There has been a bit of shakeup in the smartphone world this year, with manufacturers experiencing a variety of fortunes last quarter. Motorola seems to have fallen in with this year’s success stories, as the latest research shows that the company’s smartphone sales are on a strong upward trend.
According to ABI Research, Motorola sold 8.6 million smartphones in Q2 2014, up from 6.5 million in the first quarter of the year. The second quarter results also witnessed a growth of over 100 percent compared with the same quarter last year. Whilst Motorola might not be near the top five worldwide smartphone vendors, this year has proved to be a remarkable turnaround for a company that appeared down and out not too long ago.
“If you’d asked me about Motorola a year ago, I would have said it was on a distinct trajectory towards oblivion,” Nick Spencer, ABI Research
Analysts believe that Motorola has managed to benefit from this year’s trend away from premium devices, and has thrived from the move towards more affordable handsets with solid specifications for their price.
The Moto E and Moto G have been Motorola’s major recent success stories, and the Moto X’s unique software features and customisation options have also helped bring in consumers looking for additional valve from their devices. Prices have remained more competitive with the cheaper Chinese vendors, helping Motorola to avoid the recent problems experienced by the likes of Samsung.
“As the market for flagship smartphones has softened and a lot of people are looking at buying devices without a contract, Motorola’s Moto E and G seem to have really captured the moment,” Ben Wood, CCS Insight
According to Gartner, the simplicity and lack of clutter associated with more stock Android experience is also helping to drive sales.
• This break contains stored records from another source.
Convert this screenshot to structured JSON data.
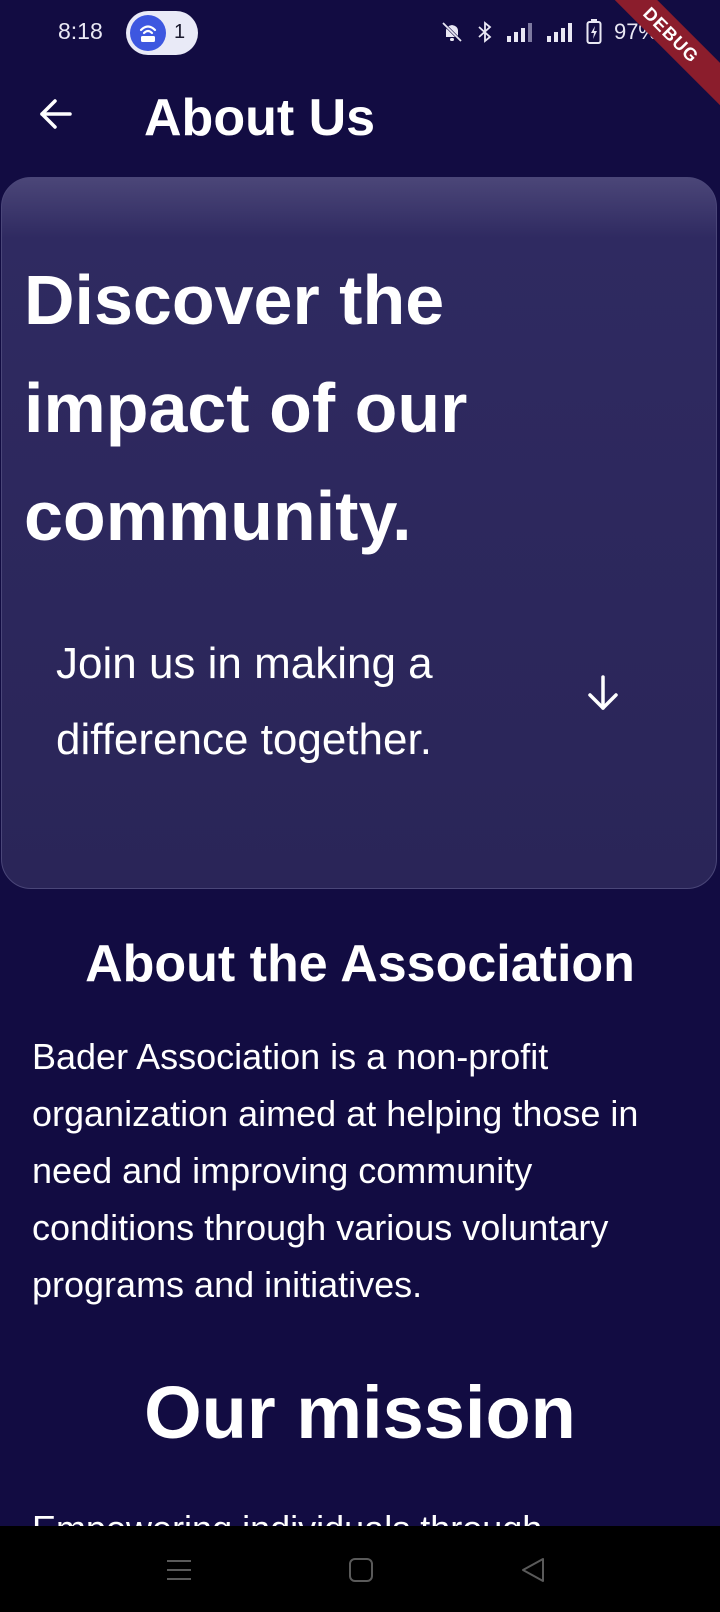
{
  "status_bar": {
    "time": "8:18",
    "hotspot_count": "1",
    "battery": "97%",
    "debug_label": "DEBUG",
    "icons": [
      "hotspot-icon",
      "mute-icon",
      "bluetooth-icon",
      "signal-icon",
      "signal-icon",
      "battery-icon"
    ]
  },
  "app_bar": {
    "title": "About Us",
    "back_icon": "arrow-left-icon"
  },
  "hero": {
    "title": "Discover the impact of our community.",
    "subtitle": "Join us in making a difference together.",
    "scroll_icon": "arrow-down-icon"
  },
  "about": {
    "heading": "About the Association",
    "body": "Bader Association is a non-profit organization aimed at helping those in need and improving community conditions through various voluntary programs and initiatives."
  },
  "mission": {
    "heading": "Our mission",
    "body": "Empowering individuals through"
  },
  "nav_bar": {
    "icons": [
      "menu-icon",
      "home-icon",
      "back-icon"
    ]
  },
  "colors": {
    "background": "#120c42",
    "card": "#2a2558",
    "debug_ribbon": "#8b1d2c",
    "hotspot": "#3d57e0"
  }
}
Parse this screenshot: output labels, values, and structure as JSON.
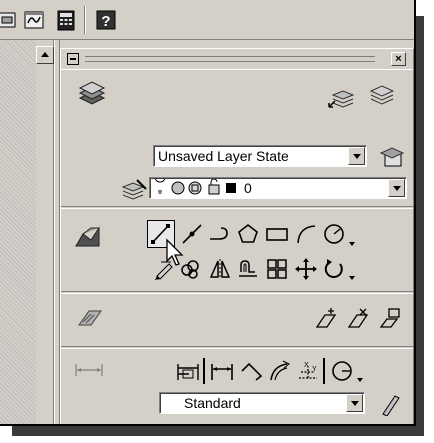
{
  "layers_panel": {
    "layer_state": "Unsaved Layer State",
    "current_layer": "0",
    "current_layer_color": "#000000"
  },
  "dimensions_panel": {
    "dim_style": "Standard"
  },
  "icons": {
    "toolbar": [
      "toolbar-icon-1",
      "toolbar-icon-2",
      "calculator-icon",
      "help-icon"
    ],
    "draw_row1": [
      "line-icon",
      "construction-line-icon",
      "polyline-icon",
      "polygon-icon",
      "rectangle-icon",
      "arc-icon",
      "circle-icon"
    ],
    "draw_row2": [
      "pencil-icon",
      "copy-icon",
      "mirror-icon",
      "offset-icon",
      "array-icon",
      "move-icon",
      "rotate-icon"
    ]
  }
}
Growth in the US has been steady, but Motorola’s products have struck a particularly strong chord in European and Indian markets.
Motorola looks set to continue on this positive path with its next line-up of smartphones, which is expected to include a successor to the Moto G and the Moto X+1. Despite the recent takeover, Lenovo might do well to continue with Motorola’s scheduled roadmap, rather than attempt to change course.